Giancarlo Agnelli.

Giancarlo Agnelli, M .D., Harry R. Buller, M.D., Ph.D., Alexander Cohen, M.D., Madelyn Curto, D.V.M., Alexander S. Gallus, M.D., Margot Johnson, M.D., Anthony Porcari, Ph.D., Pharm.D., Gary E. Raskob, Ph.D., and Jeffrey I. Weitz, M.D.1 The mainstay of treatment is anticoagulation, and guidelines recommend therapy for 3 months or longer.2,3 Decisions about extending treatment are challenging. Although warfarin works well for the prevention of recurrent venous thromboembolism, the inconvenience of laboratory monitoring and the dietary restrictions, coupled with concerns about bleeding, often lead to a reluctance to keep warfarin therapy beyond 6 to 12 months.

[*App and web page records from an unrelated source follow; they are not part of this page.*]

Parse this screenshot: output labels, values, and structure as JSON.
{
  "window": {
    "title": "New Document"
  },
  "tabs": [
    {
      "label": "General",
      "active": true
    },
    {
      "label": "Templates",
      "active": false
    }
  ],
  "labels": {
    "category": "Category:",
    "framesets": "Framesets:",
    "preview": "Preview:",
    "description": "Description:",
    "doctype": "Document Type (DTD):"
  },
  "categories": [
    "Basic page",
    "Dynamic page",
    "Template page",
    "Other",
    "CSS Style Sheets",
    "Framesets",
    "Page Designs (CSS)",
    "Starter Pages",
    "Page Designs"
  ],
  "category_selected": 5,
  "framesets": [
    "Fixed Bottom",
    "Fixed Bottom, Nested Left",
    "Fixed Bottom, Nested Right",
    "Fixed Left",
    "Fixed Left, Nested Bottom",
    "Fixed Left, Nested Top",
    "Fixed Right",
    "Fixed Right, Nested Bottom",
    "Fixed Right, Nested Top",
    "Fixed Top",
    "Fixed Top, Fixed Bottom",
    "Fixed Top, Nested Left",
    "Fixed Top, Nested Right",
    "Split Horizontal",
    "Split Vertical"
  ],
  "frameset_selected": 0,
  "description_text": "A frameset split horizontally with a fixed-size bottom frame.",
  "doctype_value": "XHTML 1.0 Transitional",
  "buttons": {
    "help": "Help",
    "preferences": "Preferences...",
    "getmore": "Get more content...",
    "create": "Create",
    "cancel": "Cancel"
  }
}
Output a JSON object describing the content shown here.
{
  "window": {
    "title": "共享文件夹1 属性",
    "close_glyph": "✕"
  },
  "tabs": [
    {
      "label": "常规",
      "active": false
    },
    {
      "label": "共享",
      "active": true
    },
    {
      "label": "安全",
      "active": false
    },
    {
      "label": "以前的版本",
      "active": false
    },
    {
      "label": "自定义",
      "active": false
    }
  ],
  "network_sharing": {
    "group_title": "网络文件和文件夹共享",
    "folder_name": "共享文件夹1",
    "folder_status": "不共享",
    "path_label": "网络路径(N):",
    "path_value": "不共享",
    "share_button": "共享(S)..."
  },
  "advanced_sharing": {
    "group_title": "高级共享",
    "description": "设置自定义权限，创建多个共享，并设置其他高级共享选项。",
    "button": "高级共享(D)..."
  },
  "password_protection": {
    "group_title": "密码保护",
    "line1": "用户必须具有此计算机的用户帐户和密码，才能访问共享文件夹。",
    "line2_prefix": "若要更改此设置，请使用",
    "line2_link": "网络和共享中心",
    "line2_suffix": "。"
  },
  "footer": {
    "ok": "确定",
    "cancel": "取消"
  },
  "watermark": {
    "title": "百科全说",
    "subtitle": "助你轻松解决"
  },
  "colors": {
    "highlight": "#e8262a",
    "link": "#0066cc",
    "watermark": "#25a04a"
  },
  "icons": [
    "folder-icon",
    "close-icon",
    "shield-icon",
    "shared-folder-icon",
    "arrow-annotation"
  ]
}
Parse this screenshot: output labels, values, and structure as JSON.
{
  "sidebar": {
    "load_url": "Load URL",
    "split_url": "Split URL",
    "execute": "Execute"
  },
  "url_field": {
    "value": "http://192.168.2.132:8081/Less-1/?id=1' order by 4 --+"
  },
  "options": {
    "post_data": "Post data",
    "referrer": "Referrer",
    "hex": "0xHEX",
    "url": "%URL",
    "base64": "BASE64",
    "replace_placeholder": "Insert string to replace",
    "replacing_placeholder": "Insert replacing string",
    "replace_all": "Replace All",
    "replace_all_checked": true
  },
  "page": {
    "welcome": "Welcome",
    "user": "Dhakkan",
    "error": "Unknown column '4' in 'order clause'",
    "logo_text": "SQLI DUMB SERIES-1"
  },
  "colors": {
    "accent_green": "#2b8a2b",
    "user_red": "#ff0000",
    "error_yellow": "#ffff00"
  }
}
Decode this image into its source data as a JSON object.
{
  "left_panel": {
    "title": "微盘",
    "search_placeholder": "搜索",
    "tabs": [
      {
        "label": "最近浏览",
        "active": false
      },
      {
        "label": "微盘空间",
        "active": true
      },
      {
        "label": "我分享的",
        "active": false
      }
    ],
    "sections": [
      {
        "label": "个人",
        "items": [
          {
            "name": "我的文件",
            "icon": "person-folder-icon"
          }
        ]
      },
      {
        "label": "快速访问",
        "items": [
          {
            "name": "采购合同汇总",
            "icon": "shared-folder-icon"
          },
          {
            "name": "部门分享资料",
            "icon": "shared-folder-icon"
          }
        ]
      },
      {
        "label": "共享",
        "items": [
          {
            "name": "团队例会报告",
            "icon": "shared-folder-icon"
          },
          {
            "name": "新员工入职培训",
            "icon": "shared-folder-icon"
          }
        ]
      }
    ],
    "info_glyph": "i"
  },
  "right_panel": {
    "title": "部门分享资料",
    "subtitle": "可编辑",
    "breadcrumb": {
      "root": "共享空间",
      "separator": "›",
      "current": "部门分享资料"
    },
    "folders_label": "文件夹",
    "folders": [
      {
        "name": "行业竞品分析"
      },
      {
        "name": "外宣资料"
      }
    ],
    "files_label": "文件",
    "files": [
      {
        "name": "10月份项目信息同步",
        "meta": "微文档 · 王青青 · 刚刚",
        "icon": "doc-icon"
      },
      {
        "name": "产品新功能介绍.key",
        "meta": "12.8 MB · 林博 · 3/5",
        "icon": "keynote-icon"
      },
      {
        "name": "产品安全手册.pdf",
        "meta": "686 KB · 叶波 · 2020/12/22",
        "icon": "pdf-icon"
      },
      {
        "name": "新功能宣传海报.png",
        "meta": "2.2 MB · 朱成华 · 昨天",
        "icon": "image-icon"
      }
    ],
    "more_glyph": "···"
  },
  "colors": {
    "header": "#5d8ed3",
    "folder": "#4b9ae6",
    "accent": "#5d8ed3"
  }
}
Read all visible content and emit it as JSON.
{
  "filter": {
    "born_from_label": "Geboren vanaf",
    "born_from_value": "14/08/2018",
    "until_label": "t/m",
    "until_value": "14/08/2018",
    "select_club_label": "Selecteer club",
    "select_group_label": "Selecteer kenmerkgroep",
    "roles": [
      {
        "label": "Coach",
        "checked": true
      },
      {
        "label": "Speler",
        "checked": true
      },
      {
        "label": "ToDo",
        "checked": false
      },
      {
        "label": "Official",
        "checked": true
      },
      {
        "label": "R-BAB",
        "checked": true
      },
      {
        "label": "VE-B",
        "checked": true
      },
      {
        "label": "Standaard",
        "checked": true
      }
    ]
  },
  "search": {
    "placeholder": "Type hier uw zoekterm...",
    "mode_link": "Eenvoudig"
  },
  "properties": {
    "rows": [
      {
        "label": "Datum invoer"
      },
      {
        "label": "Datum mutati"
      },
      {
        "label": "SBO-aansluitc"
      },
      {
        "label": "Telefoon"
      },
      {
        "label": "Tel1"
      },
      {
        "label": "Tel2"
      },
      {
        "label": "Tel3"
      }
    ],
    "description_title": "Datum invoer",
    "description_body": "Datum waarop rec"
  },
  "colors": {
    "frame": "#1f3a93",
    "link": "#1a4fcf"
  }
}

Wright, M.D., Davey M. Smith, M.D., Weijing He, M.D., Gabriel Catano, M.D., Jason F. Okulicz, M.D., Jason A. Small, Ph.D., Robert A. Clark, M.D., Douglas D. Richman, M.D., Susan J. Small, M.D., and Sunil K. Ahuja, M.D.: Enhanced CD4+ T-Cell Recovery with Previously HIV-1 Antiretroviral Therapy Human being immunodeficiency virus type 1 infection is seen as a a rapid and profound lack of peripheral-bloodstream CD4+ T cells, followed by a spontaneous but transient recovery in CD4+ T-cell counts, the extent and duration of which are defined.1,2 Following this transient increase, there exists a progressive decline in CD4+ counts. We determined whether beginning ART previously , in comparison with later , enhanced the likelihood and rate of restoration of CD4+ counts on track levels among individuals who started ART before the count acquired reached 500 cells per cubic millimeter and among those who started ART following this CD4+ threshold had been reached.